ITV News Deputy Political Editor Chris Ship reports
The ruling states the Government requires Parliament's consent to start the UK's withdrawal from the European Union.
The Government are set to appeal the decision in the Supreme Court just before Christmas.
This would then force the Government to put Article 50 legislation to the Lords and the House of Commons.
Sources from 10 Downing Street told Robert Peston the Prime Minister hands "will not be tied" by attempts by opposition parties to amend the Bill and she will fight any attempts to amend that legislation.
As a consequence, if Mrs May were to lose in the Lords and Commons, she will have "no choice but to go the country and seek a mandate in an early general election".
The future of Brexit now rests with the Supreme Court - the highest court in the land.

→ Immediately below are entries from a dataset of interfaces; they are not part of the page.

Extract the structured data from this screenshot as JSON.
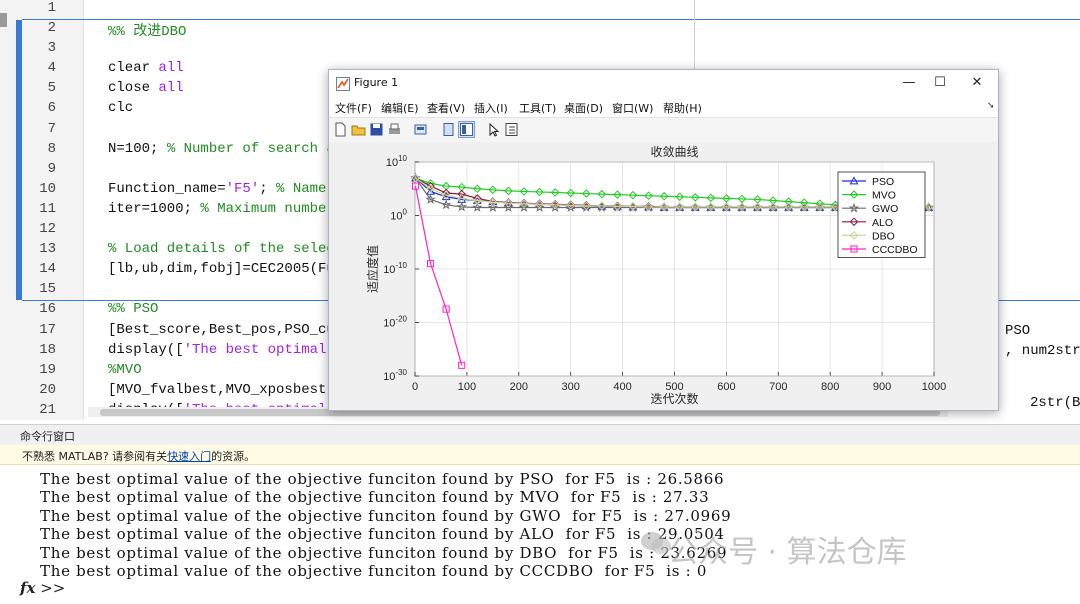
{
  "editor": {
    "line_numbers": [
      "1",
      "2",
      "3",
      "4",
      "5",
      "6",
      "7",
      "8",
      "9",
      "10",
      "11",
      "12",
      "13",
      "14",
      "15",
      "16",
      "17",
      "18",
      "19",
      "20",
      "21"
    ],
    "lines": [
      {
        "parts": []
      },
      {
        "parts": [
          {
            "t": "%% 改进DBO",
            "c": "cm"
          }
        ]
      },
      {
        "parts": []
      },
      {
        "parts": [
          {
            "t": "clear ",
            "c": ""
          },
          {
            "t": "all",
            "c": "kw"
          }
        ]
      },
      {
        "parts": [
          {
            "t": "close ",
            "c": ""
          },
          {
            "t": "all",
            "c": "kw"
          }
        ]
      },
      {
        "parts": [
          {
            "t": "clc",
            "c": ""
          }
        ]
      },
      {
        "parts": []
      },
      {
        "parts": [
          {
            "t": "N=100; ",
            "c": ""
          },
          {
            "t": "% Number of search ag",
            "c": "cm"
          }
        ]
      },
      {
        "parts": []
      },
      {
        "parts": [
          {
            "t": "Function_name=",
            "c": ""
          },
          {
            "t": "'F5'",
            "c": "st"
          },
          {
            "t": "; ",
            "c": ""
          },
          {
            "t": "% Name o",
            "c": "cm"
          }
        ]
      },
      {
        "parts": [
          {
            "t": "iter=1000; ",
            "c": ""
          },
          {
            "t": "% Maximum number ",
            "c": "cm"
          }
        ]
      },
      {
        "parts": []
      },
      {
        "parts": [
          {
            "t": "% Load details of the selecte",
            "c": "cm"
          }
        ]
      },
      {
        "parts": [
          {
            "t": "[lb,ub,dim,fobj]=CEC2005(Func",
            "c": ""
          }
        ]
      },
      {
        "parts": []
      },
      {
        "parts": [
          {
            "t": "%% PSO",
            "c": "cm"
          }
        ]
      },
      {
        "parts": [
          {
            "t": "[Best_score,Best_pos,PSO_cur",
            "c": ""
          }
        ]
      },
      {
        "parts": [
          {
            "t": "display([",
            "c": ""
          },
          {
            "t": "'The best optimal va",
            "c": "st"
          }
        ]
      },
      {
        "parts": [
          {
            "t": "%MVO",
            "c": "cm"
          }
        ]
      },
      {
        "parts": [
          {
            "t": "[MVO_fvalbest,MVO_xposbest,M",
            "c": ""
          }
        ]
      },
      {
        "parts": [
          {
            "t": "display([",
            "c": ""
          },
          {
            "t": "'The best optimal",
            "c": "st"
          }
        ]
      }
    ],
    "right_fragments": [
      {
        "text": "PSO",
        "line": 17
      },
      {
        "text": ", num2str(B",
        "line": 18
      },
      {
        "text": "2str(B",
        "line": 21
      }
    ]
  },
  "figure": {
    "title": "Figure 1",
    "window_buttons": {
      "minimize": "—",
      "maximize": "☐",
      "close": "✕"
    },
    "menu": [
      "文件(F)",
      "编辑(E)",
      "查看(V)",
      "插入(I)",
      "工具(T)",
      "桌面(D)",
      "窗口(W)",
      "帮助(H)"
    ],
    "toolbar_icons": [
      "new-file-icon",
      "open-folder-icon",
      "save-icon",
      "print-icon",
      "export-icon",
      "dock-icon",
      "layout-icon",
      "pointer-icon",
      "property-icon"
    ]
  },
  "chart_data": {
    "type": "line",
    "title": "收敛曲线",
    "xlabel": "迭代次数",
    "ylabel": "适应度值",
    "yscale": "log",
    "xlim": [
      0,
      1000
    ],
    "ylim_exp": [
      -30,
      10
    ],
    "xticks": [
      "0",
      "100",
      "200",
      "300",
      "400",
      "500",
      "600",
      "700",
      "800",
      "900",
      "1000"
    ],
    "yticks": [
      {
        "base": "10",
        "exp": "10",
        "v": 10
      },
      {
        "base": "10",
        "exp": "0",
        "v": 0
      },
      {
        "base": "10",
        "exp": "-10",
        "v": -10
      },
      {
        "base": "10",
        "exp": "-20",
        "v": -20
      },
      {
        "base": "10",
        "exp": "-30",
        "v": -30
      }
    ],
    "legend_position": "top-right",
    "series": [
      {
        "name": "PSO",
        "color": "#1f2fd6",
        "marker": "triangle",
        "x": [
          1,
          30,
          60,
          90,
          120,
          150,
          180,
          210,
          240,
          270,
          300,
          330,
          360,
          390,
          420,
          450,
          480,
          510,
          540,
          570,
          600,
          630,
          660,
          690,
          720,
          750,
          780,
          810,
          840,
          870,
          900,
          930,
          960,
          990
        ],
        "logy": [
          7,
          4.5,
          3.5,
          3,
          2.8,
          2.6,
          2.4,
          2.2,
          2.1,
          2,
          1.9,
          1.8,
          1.7,
          1.7,
          1.6,
          1.6,
          1.5,
          1.5,
          1.5,
          1.5,
          1.5,
          1.5,
          1.5,
          1.5,
          1.5,
          1.5,
          1.5,
          1.5,
          1.5,
          1.5,
          1.5,
          1.5,
          1.5,
          1.5
        ]
      },
      {
        "name": "MVO",
        "color": "#22cc22",
        "marker": "diamond",
        "x": [
          1,
          30,
          60,
          90,
          120,
          150,
          180,
          210,
          240,
          270,
          300,
          330,
          360,
          390,
          420,
          450,
          480,
          510,
          540,
          570,
          600,
          630,
          660,
          690,
          720,
          750,
          780,
          810,
          840,
          870,
          900,
          930,
          960,
          990
        ],
        "logy": [
          7,
          6,
          5.5,
          5.3,
          5,
          4.8,
          4.6,
          4.5,
          4.4,
          4.3,
          4.2,
          4.1,
          4,
          3.9,
          3.8,
          3.7,
          3.6,
          3.5,
          3.4,
          3.3,
          3.2,
          3.1,
          3,
          2.8,
          2.6,
          2.4,
          2.2,
          2,
          1.9,
          1.8,
          1.7,
          1.6,
          1.5,
          1.5
        ]
      },
      {
        "name": "GWO",
        "color": "#6a6a6a",
        "marker": "star",
        "x": [
          1,
          30,
          60,
          90,
          120,
          150,
          180,
          210,
          240,
          270,
          300,
          330,
          360,
          390,
          420,
          450,
          480,
          510,
          540,
          570,
          600,
          630,
          660,
          690,
          720,
          750,
          780,
          810,
          840,
          870,
          900,
          930,
          960,
          990
        ],
        "logy": [
          7,
          3,
          2,
          1.6,
          1.5,
          1.5,
          1.5,
          1.5,
          1.5,
          1.5,
          1.5,
          1.5,
          1.5,
          1.5,
          1.5,
          1.5,
          1.5,
          1.5,
          1.5,
          1.5,
          1.5,
          1.5,
          1.5,
          1.5,
          1.5,
          1.5,
          1.5,
          1.5,
          1.5,
          1.5,
          1.5,
          1.5,
          1.5,
          1.5
        ]
      },
      {
        "name": "ALO",
        "color": "#8b1a3a",
        "marker": "diamond",
        "x": [
          1,
          30,
          60,
          90,
          120,
          150,
          180,
          210,
          240,
          270,
          300,
          330,
          360,
          390,
          420,
          450,
          480,
          510,
          540,
          570,
          600,
          630,
          660,
          690,
          720,
          750,
          780,
          810,
          840,
          870,
          900,
          930,
          960,
          990
        ],
        "logy": [
          7,
          5.5,
          4.2,
          4,
          3.2,
          2.6,
          2.4,
          2.3,
          2.2,
          2.1,
          2,
          1.9,
          1.8,
          1.8,
          1.7,
          1.7,
          1.6,
          1.6,
          1.6,
          1.6,
          1.6,
          1.6,
          1.6,
          1.6,
          1.6,
          1.6,
          1.6,
          1.6,
          1.6,
          1.6,
          1.6,
          1.6,
          1.6,
          1.6
        ]
      },
      {
        "name": "DBO",
        "color": "#c8d89a",
        "marker": "diamond",
        "x": [
          1,
          30,
          60,
          90,
          120,
          150,
          180,
          210,
          240,
          270,
          300,
          330,
          360,
          390,
          420,
          450,
          480,
          510,
          540,
          570,
          600,
          630,
          660,
          690,
          720,
          750,
          780,
          810,
          840,
          870,
          900,
          930,
          960,
          990
        ],
        "logy": [
          7,
          5,
          3.8,
          3.2,
          2.8,
          2.5,
          2.3,
          2.2,
          2.1,
          2,
          1.9,
          1.8,
          1.8,
          1.7,
          1.7,
          1.6,
          1.6,
          1.6,
          1.6,
          1.6,
          1.6,
          1.6,
          1.6,
          1.6,
          1.6,
          1.6,
          1.6,
          1.6,
          1.6,
          1.6,
          1.6,
          1.6,
          1.6,
          1.6
        ]
      },
      {
        "name": "CCCDBO",
        "color": "#ff22cc",
        "marker": "square",
        "x": [
          1,
          30,
          60,
          90
        ],
        "logy": [
          5.5,
          -9,
          -17.5,
          -28
        ]
      }
    ]
  },
  "command_window": {
    "title": "命令行窗口",
    "notice_prefix": "不熟悉 MATLAB? 请参阅有关",
    "notice_link": "快速入门",
    "notice_suffix": "的资源。",
    "output": [
      "The best optimal value of the objective funciton found by PSO  for F5  is : 26.5866",
      "The best optimal value of the objective funciton found by MVO  for F5  is : 27.33",
      "The best optimal value of the objective funciton found by GWO  for F5  is : 27.0969",
      "The best optimal value of the objective funciton found by ALO  for F5  is : 29.0504",
      "The best optimal value of the objective funciton found by DBO  for F5  is : 23.6269",
      "The best optimal value of the objective funciton found by CCCDBO  for F5  is : 0"
    ],
    "prompt_fx": "fx",
    "prompt": ">>"
  },
  "watermark": "公众号 · 算法仓库"
}
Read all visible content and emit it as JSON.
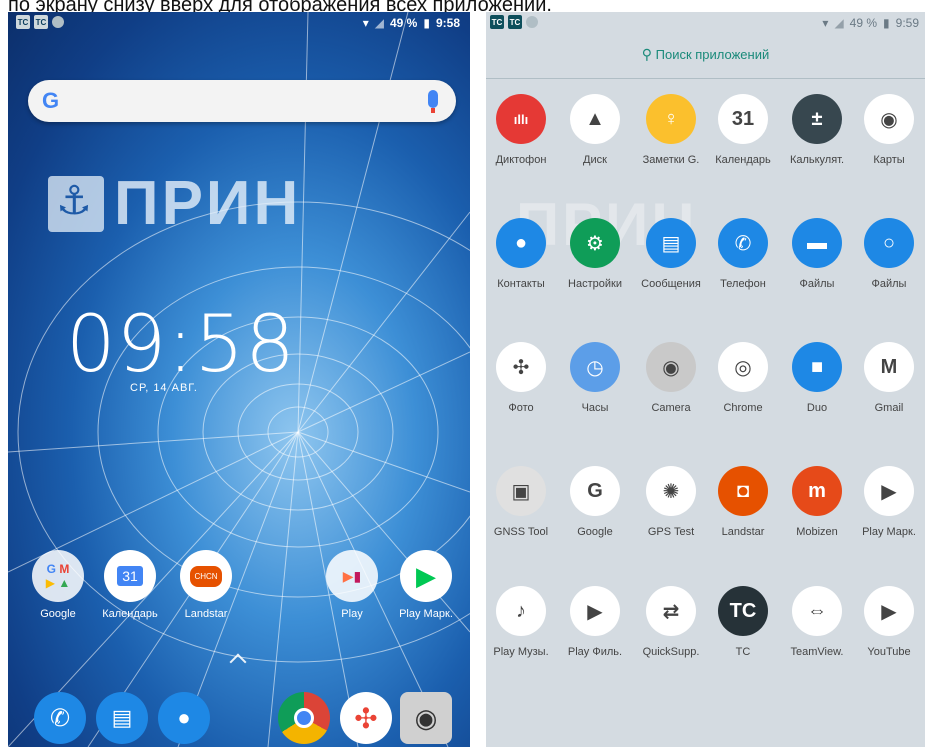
{
  "caption": "по экрану снизу вверх для отображения всех приложений.",
  "left": {
    "status": {
      "battery": "49 %",
      "time": "9:58"
    },
    "logo_text": "ПРИН",
    "clock": "09:58",
    "date": "СР, 14 АВГ.",
    "apps": [
      {
        "label": "Google"
      },
      {
        "label": "Календарь"
      },
      {
        "label": "Landstar"
      },
      {
        "label": "Play"
      },
      {
        "label": "Play Марк."
      }
    ]
  },
  "right": {
    "status": {
      "battery": "49 %",
      "time": "9:59"
    },
    "search_placeholder": "Поиск приложений",
    "watermark": "ПРИН",
    "apps": [
      {
        "label": "Диктофон",
        "color": "#e53935",
        "glyph": "ıllı"
      },
      {
        "label": "Диск",
        "color": "#ffffff",
        "glyph": "▲"
      },
      {
        "label": "Заметки G.",
        "color": "#fbc02d",
        "glyph": "♀"
      },
      {
        "label": "Календарь",
        "color": "#ffffff",
        "glyph": "31"
      },
      {
        "label": "Калькулят.",
        "color": "#37474f",
        "glyph": "±"
      },
      {
        "label": "Карты",
        "color": "#ffffff",
        "glyph": "◉"
      },
      {
        "label": "Контакты",
        "color": "#1e88e5",
        "glyph": "●"
      },
      {
        "label": "Настройки",
        "color": "#0f9d58",
        "glyph": "⚙"
      },
      {
        "label": "Сообщения",
        "color": "#1e88e5",
        "glyph": "▤"
      },
      {
        "label": "Телефон",
        "color": "#1e88e5",
        "glyph": "✆"
      },
      {
        "label": "Файлы",
        "color": "#1e88e5",
        "glyph": "▬"
      },
      {
        "label": "Файлы",
        "color": "#1e88e5",
        "glyph": "○"
      },
      {
        "label": "Фото",
        "color": "#ffffff",
        "glyph": "✣"
      },
      {
        "label": "Часы",
        "color": "#5c9ee8",
        "glyph": "◷"
      },
      {
        "label": "Camera",
        "color": "#c9c9c9",
        "glyph": "◉"
      },
      {
        "label": "Chrome",
        "color": "#ffffff",
        "glyph": "◎"
      },
      {
        "label": "Duo",
        "color": "#1e88e5",
        "glyph": "■"
      },
      {
        "label": "Gmail",
        "color": "#ffffff",
        "glyph": "M"
      },
      {
        "label": "GNSS Tool",
        "color": "#e0e0e0",
        "glyph": "▣"
      },
      {
        "label": "Google",
        "color": "#ffffff",
        "glyph": "G"
      },
      {
        "label": "GPS Test",
        "color": "#ffffff",
        "glyph": "✺"
      },
      {
        "label": "Landstar",
        "color": "#e65100",
        "glyph": "◘"
      },
      {
        "label": "Mobizen",
        "color": "#e64a19",
        "glyph": "m"
      },
      {
        "label": "Play Марк.",
        "color": "#ffffff",
        "glyph": "▶"
      },
      {
        "label": "Play Музы.",
        "color": "#ffffff",
        "glyph": "♪"
      },
      {
        "label": "Play Филь.",
        "color": "#ffffff",
        "glyph": "▶"
      },
      {
        "label": "QuickSupp.",
        "color": "#ffffff",
        "glyph": "⇄"
      },
      {
        "label": "TC",
        "color": "#263238",
        "glyph": "TC"
      },
      {
        "label": "TeamView.",
        "color": "#ffffff",
        "glyph": "⇔"
      },
      {
        "label": "YouTube",
        "color": "#ffffff",
        "glyph": "▶"
      }
    ]
  }
}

It came after three judges unanimously ruled Theresa May does not have the power to bypass MPs by relying on the prerogative to trigger Article 50 of the Treaty on European Union and begin the two-year period of divorce negotiations with the 27 other countries in the EU bloc.
The Lord Chief Justice, Lord Thomas, said to do so would be contrary to "the fundamental constitutional principles of the sovereignty of Parliament".
The court rejected the Government argument that prerogative powers were a legitimate way to give effect "to the will of the people" who voted by a clear majority to leave the European Union in the June referendum.
It is widely expected that 11 Supreme Court justices will sit between December 5 and 8 to hear what is one of the most important constitutional cases in generations.